“Hazard’s approach is a positive, but it can become a potential limitation too. He needs to lift his head up, look around and realise there’s a whole world in front of him that he can dictate with his feet for the good of the collective and not just the individual.
“He said such kind words about me, I wasn’t expecting that.
“His contract expires in 2020, but he’s staying here.
“I was tempted to use Hazard as a centre-forward and I might consider it again in future, but it’s not the right time now. We need to believe in Olivier Giroud and Alvaro Morata.”
While Hazard has dominated the exit talk in west London of late, David Luiz and Cesc Fabregas have seen their respective Chelsea futures called into question.
Sarri said of two experienced performers approaching the end of their current deals: “David Luiz is a really sweet guy, exemplary and professional. Cesc Fabregas has immense quality, he returned from injury and I am proud to have him with me, as he’ll give us a big hand.”
All of those currently on the books at Stamford Bridge have helped the Blues to make a flying start to the 2018-19 campaign which has them sat among the Premier League frontrunners while also progressing positively in Europa League and Carabao Cup competition.
Sarri maintains that he is not yet setting title targets for his debut season in west London, but he is enjoying a new role which has seen ‘Sarriball’ embraced by an audience outside of his homeland.
He added: “I’d say this Chelsea side is only at 60-70 per cent capacity right now, but how much we are missing and how much we need is not the same thing. It’s double that.
“The whole Sarriball thing amuses me. I don’t go on social media, but I did see the fans post these videos with the most passes. If I have to be honest, the Chelsea fans aren’t even sure what Sarriball means. They invented this term, pronounce it all in one word and carry on. It’s very funny.
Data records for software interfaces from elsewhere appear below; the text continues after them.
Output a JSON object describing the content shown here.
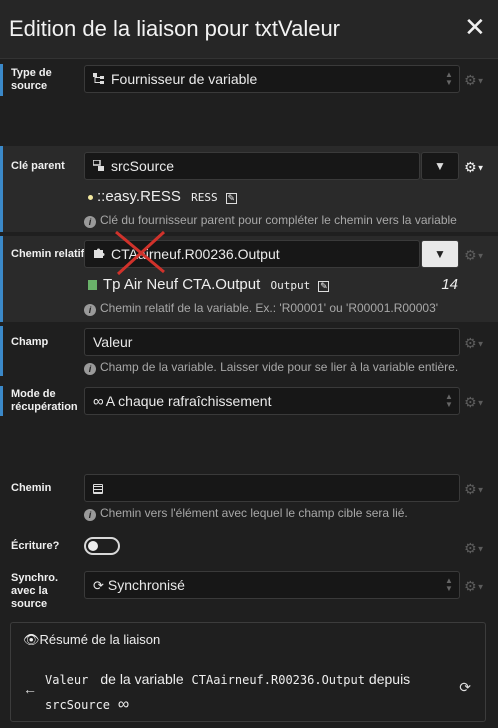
{
  "window": {
    "title": "Edition de la liaison pour txtValeur",
    "close_glyph": "✕"
  },
  "source_type": {
    "label": "Type de source",
    "value": "Fournisseur de variable"
  },
  "parent_key": {
    "label": "Clé parent",
    "value": "srcSource",
    "resolved_name": "easy.RESS",
    "resolved_tag": "RESS",
    "resolved_prefix": "::",
    "hint": "Clé du fournisseur parent pour compléter le chemin vers la variable"
  },
  "relative_path": {
    "label": "Chemin relatif",
    "value": "CTAairneuf.R00236.Output",
    "resolved_name": "Tp Air Neuf CTA.Output",
    "resolved_tag": "Output",
    "resolved_count": "14",
    "hint": "Chemin relatif de la variable. Ex.: 'R00001' ou 'R00001.R00003'"
  },
  "field": {
    "label": "Champ",
    "value": "Valeur",
    "hint": "Champ de la variable. Laisser vide pour se lier à la variable entière."
  },
  "retrieval_mode": {
    "label": "Mode de récupération",
    "value": "A chaque rafraîchissement"
  },
  "path": {
    "label": "Chemin",
    "value": "",
    "hint": "Chemin vers l'élément avec lequel le champ cible sera lié."
  },
  "write": {
    "label": "Écriture?",
    "enabled": false
  },
  "sync": {
    "label": "Synchro. avec la source",
    "value": "Synchronisé"
  },
  "summary": {
    "title": "Résumé de la liaison",
    "field_code": "Valeur",
    "text_of_variable": "de la variable",
    "variable_code": "CTAairneuf.R00236.Output",
    "text_from": "depuis",
    "source_code": "srcSource"
  },
  "colors": {
    "accent": "#3b89c9",
    "background": "#1f1f1f",
    "cross": "#d0322b"
  }
}
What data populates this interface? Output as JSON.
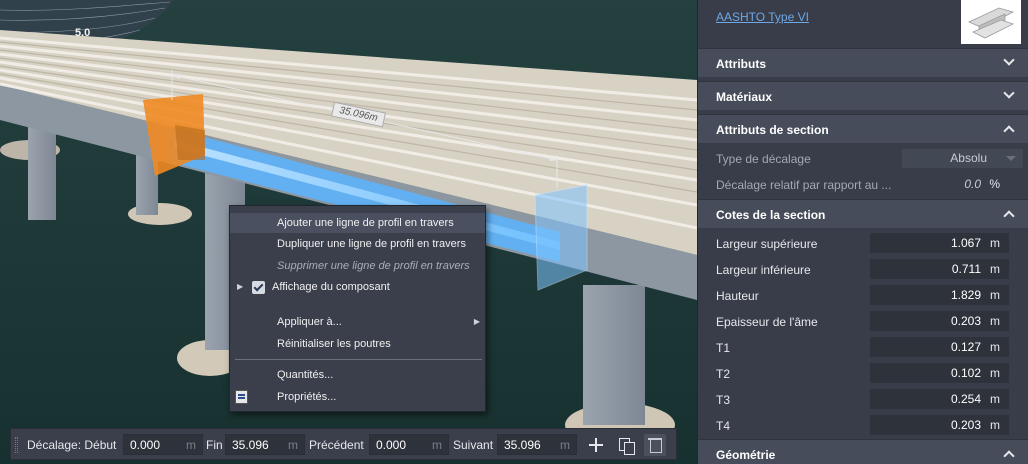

“It’s a dream to be here. I walked into Stamford Bridge and hear this shout: ‘Mauriziooooooo!’ Then the chants, it makes you want to pinch yourself. They usually do that for those who have won, but what have I won? I couldn’t believe it.”